Positive Technologies intelligence identifies the most common attacks against web applications including what hackers hope their attack will achieve
The web applications of businesses are being attacked by hackers multiple times a day, new data from Positive Technologies shows. In Q2 2017 one company was targeted more than 35,000 times in just one day and, across the board, the average number of attacks against the web applications of a single organisation ranged from 300 to 800 per day, and never fell below 140.
The report also reveals that hackers are most likely to target businesses during the day. Thirty-one per cent of all web application attacks took place during the day, with 2pm appearing as the most dangerous time, while just 20 per cent took place in the middle of the night, suggesting hackers are targeting businesses while people tend to be online at work.
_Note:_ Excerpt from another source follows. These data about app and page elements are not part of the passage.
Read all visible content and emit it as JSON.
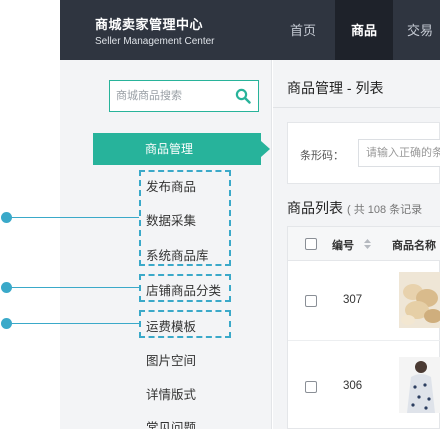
{
  "header": {
    "brand_cn": "商城卖家管理中心",
    "brand_en": "Seller Management Center",
    "nav": [
      {
        "label": "首页",
        "active": false
      },
      {
        "label": "商品",
        "active": true
      },
      {
        "label": "交易",
        "active": false
      }
    ],
    "colors": {
      "bar": "#2f3540",
      "active_tab": "#1e222a"
    }
  },
  "sidebar": {
    "search_placeholder": "商城商品搜索",
    "active_menu": "商品管理",
    "items": [
      {
        "label": "发布商品"
      },
      {
        "label": "数据采集"
      },
      {
        "label": "系统商品库"
      },
      {
        "label": "店铺商品分类"
      },
      {
        "label": "运费模板"
      },
      {
        "label": "图片空间"
      },
      {
        "label": "详情版式"
      },
      {
        "label": "常见问题"
      }
    ],
    "accent": "#27b39b",
    "highlight_color": "#3aa9c9"
  },
  "main": {
    "page_title": "商品管理 - 列表",
    "filter": {
      "barcode_label": "条形码：",
      "barcode_placeholder": "请输入正确的条"
    },
    "list_title": "商品列表",
    "list_count": "( 共 108 条记录",
    "table": {
      "columns": [
        "编号",
        "商品名称"
      ],
      "rows": [
        {
          "id": "307"
        },
        {
          "id": "306"
        }
      ]
    }
  }
}
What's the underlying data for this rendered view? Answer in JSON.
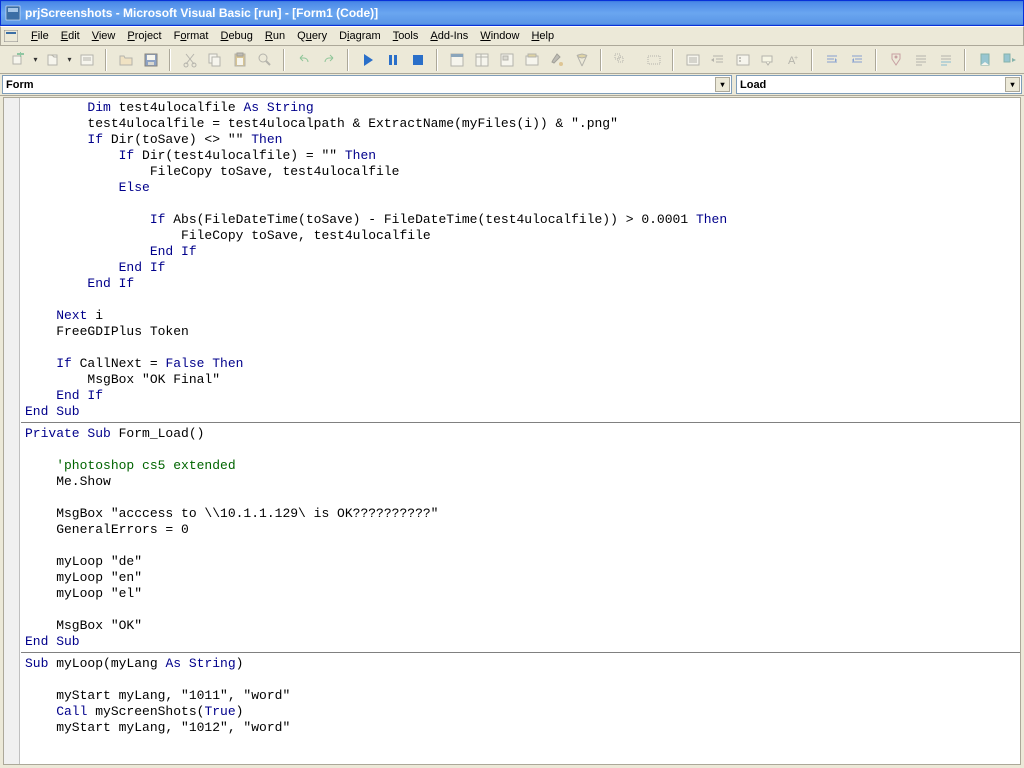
{
  "title": "prjScreenshots - Microsoft Visual Basic [run] - [Form1 (Code)]",
  "menus": {
    "file": "File",
    "edit": "Edit",
    "view": "View",
    "project": "Project",
    "format": "Format",
    "debug": "Debug",
    "run": "Run",
    "query": "Query",
    "diagram": "Diagram",
    "tools": "Tools",
    "addins": "Add-Ins",
    "window": "Window",
    "help": "Help"
  },
  "selectors": {
    "object": "Form",
    "procedure": "Load"
  },
  "code": {
    "l1a": "        Dim",
    "l1b": " test4ulocalfile ",
    "l1c": "As String",
    "l2": "        test4ulocalfile = test4ulocalpath & ExtractName(myFiles(i)) & \".png\"",
    "l3a": "        If",
    "l3b": " Dir(toSave) <> \"\" ",
    "l3c": "Then",
    "l4a": "            If",
    "l4b": " Dir(test4ulocalfile) = \"\" ",
    "l4c": "Then",
    "l5": "                FileCopy toSave, test4ulocalfile",
    "l6": "            Else",
    "l7": "            ",
    "l8a": "                If",
    "l8b": " Abs(FileDateTime(toSave) - FileDateTime(test4ulocalfile)) > 0.0001 ",
    "l8c": "Then",
    "l9": "                    FileCopy toSave, test4ulocalfile",
    "l10": "                End If",
    "l11": "            End If",
    "l12": "        End If",
    "l13": "        ",
    "l14a": "    Next",
    "l14b": " i",
    "l15": "    FreeGDIPlus Token",
    "l16": "    ",
    "l17a": "    If",
    "l17b": " CallNext = ",
    "l17c": "False Then",
    "l18": "        MsgBox \"OK Final\"",
    "l19": "    End If",
    "l20": "End Sub",
    "l21": "Private Sub",
    "l21b": " Form_Load()",
    "l22": "    ",
    "l23": "    'photoshop cs5 extended",
    "l24": "    Me.Show",
    "l25": "    ",
    "l26": "    MsgBox \"acccess to \\\\10.1.1.129\\ is OK??????????\"",
    "l27": "    GeneralErrors = 0",
    "l28": "    ",
    "l29": "    myLoop \"de\"",
    "l30": "    myLoop \"en\"",
    "l31": "    myLoop \"el\"",
    "l32": "    ",
    "l33": "    MsgBox \"OK\"",
    "l34": "End Sub",
    "l35": "Sub",
    "l35b": " myLoop(myLang ",
    "l35c": "As String",
    "l35d": ")",
    "l36": "    ",
    "l37": "    myStart myLang, \"1011\", \"word\"",
    "l38a": "    Call",
    "l38b": " myScreenShots(",
    "l38c": "True",
    "l38d": ")",
    "l39": "    myStart myLang, \"1012\", \"word\""
  }
}
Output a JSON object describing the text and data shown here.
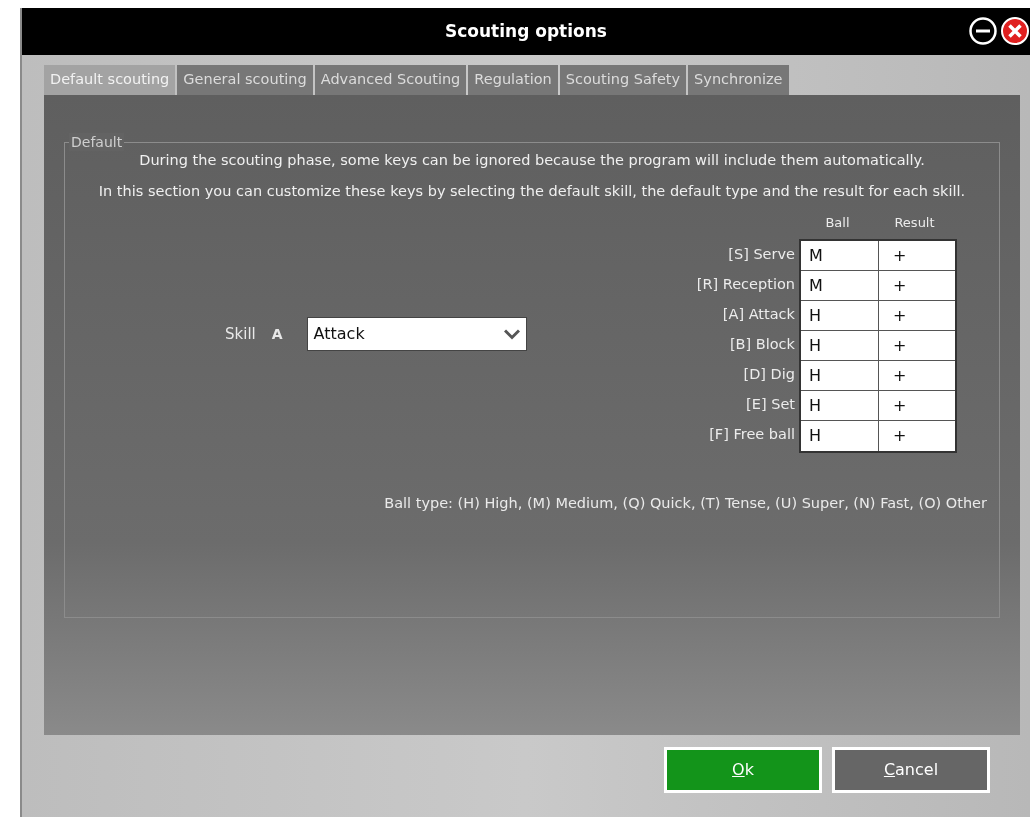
{
  "window": {
    "title": "Scouting options"
  },
  "tabs": [
    {
      "label": "Default scouting",
      "selected": true
    },
    {
      "label": "General scouting",
      "selected": false
    },
    {
      "label": "Advanced Scouting",
      "selected": false
    },
    {
      "label": "Regulation",
      "selected": false
    },
    {
      "label": "Scouting Safety",
      "selected": false
    },
    {
      "label": "Synchronize",
      "selected": false
    }
  ],
  "group": {
    "legend": "Default",
    "intro": [
      "During the scouting phase, some keys can be ignored because the program will include them automatically.",
      "In this section you can customize these keys by selecting the default skill, the default type and the result for each skill."
    ],
    "skill": {
      "label": "Skill",
      "key": "A",
      "value": "Attack"
    },
    "table": {
      "columns": [
        "Ball",
        "Result"
      ],
      "rows": [
        {
          "label": "[S] Serve",
          "ball": "M",
          "result": "+"
        },
        {
          "label": "[R] Reception",
          "ball": "M",
          "result": "+"
        },
        {
          "label": "[A] Attack",
          "ball": "H",
          "result": "+"
        },
        {
          "label": "[B] Block",
          "ball": "H",
          "result": "+"
        },
        {
          "label": "[D] Dig",
          "ball": "H",
          "result": "+"
        },
        {
          "label": "[E] Set",
          "ball": "H",
          "result": "+"
        },
        {
          "label": "[F] Free ball",
          "ball": "H",
          "result": "+"
        }
      ]
    },
    "legend_note": "Ball type: (H) High, (M) Medium, (Q) Quick, (T) Tense, (U) Super, (N) Fast, (O) Other"
  },
  "buttons": [
    {
      "label": "Ok",
      "kind": "primary"
    },
    {
      "label": "Cancel",
      "kind": "secondary"
    }
  ]
}
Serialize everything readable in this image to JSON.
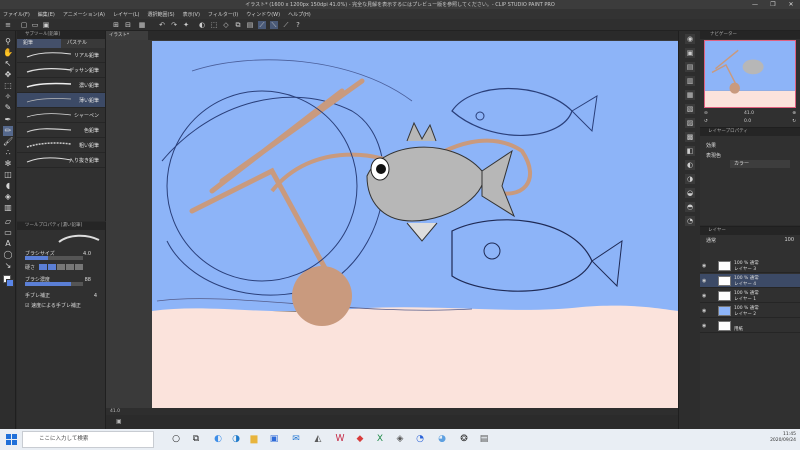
{
  "window": {
    "title": "イラスト* (1600 x 1200px 150dpi 41.0%)  - 完全な見解を表示するにはプレビュー版を参照してください。- CLIP STUDIO PAINT PRO",
    "controls": [
      "—",
      "❐",
      "✕"
    ]
  },
  "menu": [
    "ファイル(F)",
    "編集(E)",
    "アニメーション(A)",
    "レイヤー(L)",
    "選択範囲(S)",
    "表示(V)",
    "フィルター(I)",
    "ウィンドウ(W)",
    "ヘルプ(H)"
  ],
  "document_tab": "イラスト*",
  "subtool_panel": {
    "header": "サブツール[鉛筆]",
    "tabs": [
      "鉛筆",
      "パステル"
    ],
    "brushes": [
      {
        "label": "リアル鉛筆"
      },
      {
        "label": "デッサン鉛筆"
      },
      {
        "label": "濃い鉛筆"
      },
      {
        "label": "薄い鉛筆"
      },
      {
        "label": "シャーペン"
      },
      {
        "label": "色鉛筆"
      },
      {
        "label": "粗い鉛筆"
      },
      {
        "label": "入り抜き鉛筆"
      }
    ]
  },
  "tool_property": {
    "header": "ツールプロパティ[濃い鉛筆]",
    "brush_size_label": "ブラシサイズ",
    "brush_size_value": "4.0",
    "hardness_label": "硬さ",
    "density_label": "ブラシ濃度",
    "density_value": "88",
    "stabilization_label": "手ブレ補正",
    "stabilization_value": "4",
    "speed_label": "速度による手ブレ補正"
  },
  "navigator": {
    "header": "ナビゲーター",
    "zoom": "41.0",
    "rotation": "0.0"
  },
  "layer_property": {
    "header": "レイヤープロパティ",
    "effect_label": "効果",
    "expression_label": "表現色",
    "expression_value": "カラー"
  },
  "layer_panel": {
    "header": "レイヤー",
    "blend_mode": "通常",
    "opacity": "100",
    "layers": [
      {
        "line1": "100 % 通常",
        "line2": "レイヤー 3"
      },
      {
        "line1": "100 % 通常",
        "line2": "レイヤー 4"
      },
      {
        "line1": "100 % 通常",
        "line2": "レイヤー 1"
      },
      {
        "line1": "100 % 通常",
        "line2": "レイヤー 2"
      },
      {
        "line1": "",
        "line2": "用紙"
      }
    ]
  },
  "canvas_status": {
    "zoom": "41.0",
    "angle": "0.0"
  },
  "taskbar": {
    "search_placeholder": "ここに入力して検索",
    "time": "11:45",
    "date": "2020/09/24"
  },
  "colors": {
    "sky": "#8db4f8",
    "sand": "#fbe3dc",
    "fish": "#b7b7b7",
    "rock": "#c99a7e",
    "accent": "#55688c"
  }
}
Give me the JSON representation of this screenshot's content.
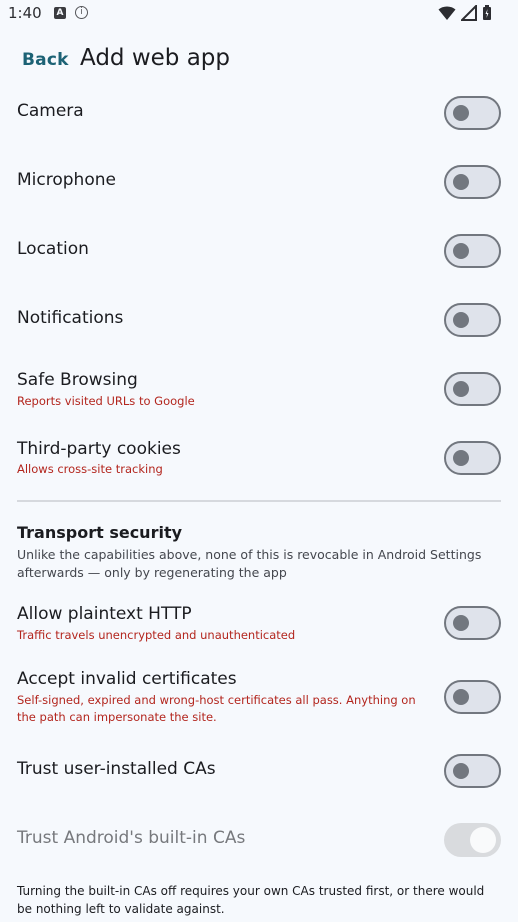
{
  "status_bar": {
    "time": "1:40",
    "notif_a": "A",
    "notif_info": "i",
    "icons": [
      "wifi-icon",
      "signal-icon",
      "battery-icon"
    ]
  },
  "header": {
    "back_label": "Back",
    "title": "Add web app"
  },
  "permissions": [
    {
      "label": "Camera",
      "sub": "",
      "state": "off"
    },
    {
      "label": "Microphone",
      "sub": "",
      "state": "off"
    },
    {
      "label": "Location",
      "sub": "",
      "state": "off"
    },
    {
      "label": "Notifications",
      "sub": "",
      "state": "off"
    },
    {
      "label": "Safe Browsing",
      "sub": "Reports visited URLs to Google",
      "state": "off"
    },
    {
      "label": "Third-party cookies",
      "sub": "Allows cross-site tracking",
      "state": "off"
    }
  ],
  "transport": {
    "title": "Transport security",
    "description": "Unlike the capabilities above, none of this is revocable in Android Settings afterwards — only by regenerating the app",
    "items": [
      {
        "label": "Allow plaintext HTTP",
        "sub": "Traffic travels unencrypted and unauthenticated",
        "state": "off"
      },
      {
        "label": "Accept invalid certificates",
        "sub": "Self-signed, expired and wrong-host certificates all pass. Anything on the path can impersonate the site.",
        "state": "off"
      },
      {
        "label": "Trust user-installed CAs",
        "sub": "",
        "state": "off"
      },
      {
        "label": "Trust Android's built-in CAs",
        "sub": "",
        "state": "on, disabled"
      }
    ],
    "footer": "Turning the built-in CAs off requires your own CAs trusted first, or there would be nothing left to validate against."
  },
  "colors": {
    "background": "#f6f9fd",
    "accent": "#1c6275",
    "warning_text": "#b3261e",
    "toggle_outline": "#72777f"
  }
}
The data was collected by Positive Technologies, from installations of PT Application Firewall during April, May and June 2017, to provide an up-to-date picture of the most prevalent attacks being targeted at web applications. The attacks were then manually verified to rule out false positives. The data was then analysed to calculate an average ‘24 hour’ period.
The second quarter of 2017 saw a stable but persistent level of attack activity. More than one-third (39.1%) of attacks involved Cross-Site Scripting (XSS), while almost a quarter (24.9%) used SQL injections suggesting the aim for a significant portion of attacks is to access or steal sensitive information. In addition, the report shows that hackers are actively exploiting recently identified vulnerabilities. The minimum time lag between publication of a new vulnerability and the moment of a related attack can be as little as three days. As such, using out-of-date software has a significant impact on the ability of hackers to launch an attack as information about vulnerabilities is readily available, as are ready-to-use exploits.
“Once software vulnerabilities have been detected, it takes some time to install patches and updates, and it takes even longer to introduce changes to the application code, especially if it was developed by a third party. At this moment, applications remain vulnerable while attackers are prepared to strike shortly,” says Ekaterina Kilyusheva, an analyst from Positive technologies. “For this reason, to ensure efficient application security, it is essential not only to update software in time but also to use preventive mechanisms, such as a firewall, to detect and prevent attacks against web resources.”
To detect and deflect web application attacks, an application-level firewall is recommended, capable of identifying and preventing even multi-staged targeted attacks. The firewall should support a number of protection techniques: such as blocking a request to, or a response from, a web application; masking a response to prevent leaks; blocking a user session or disconnecting, blocking the IP address of an attacker using built-in tools, transmitting an IP address to an external firewall or provider.
Protection tools must interact with external systems that collect and analyze events (SIEM), and send alerts to network-level DDoS protection tools. Additionally, when implementing a security system, it is necessary to take into account the intervals when malicious activity peaks, and pay special attention to network anomalies detected during this time.
Positive Technologies has published its findings in a report available from this link.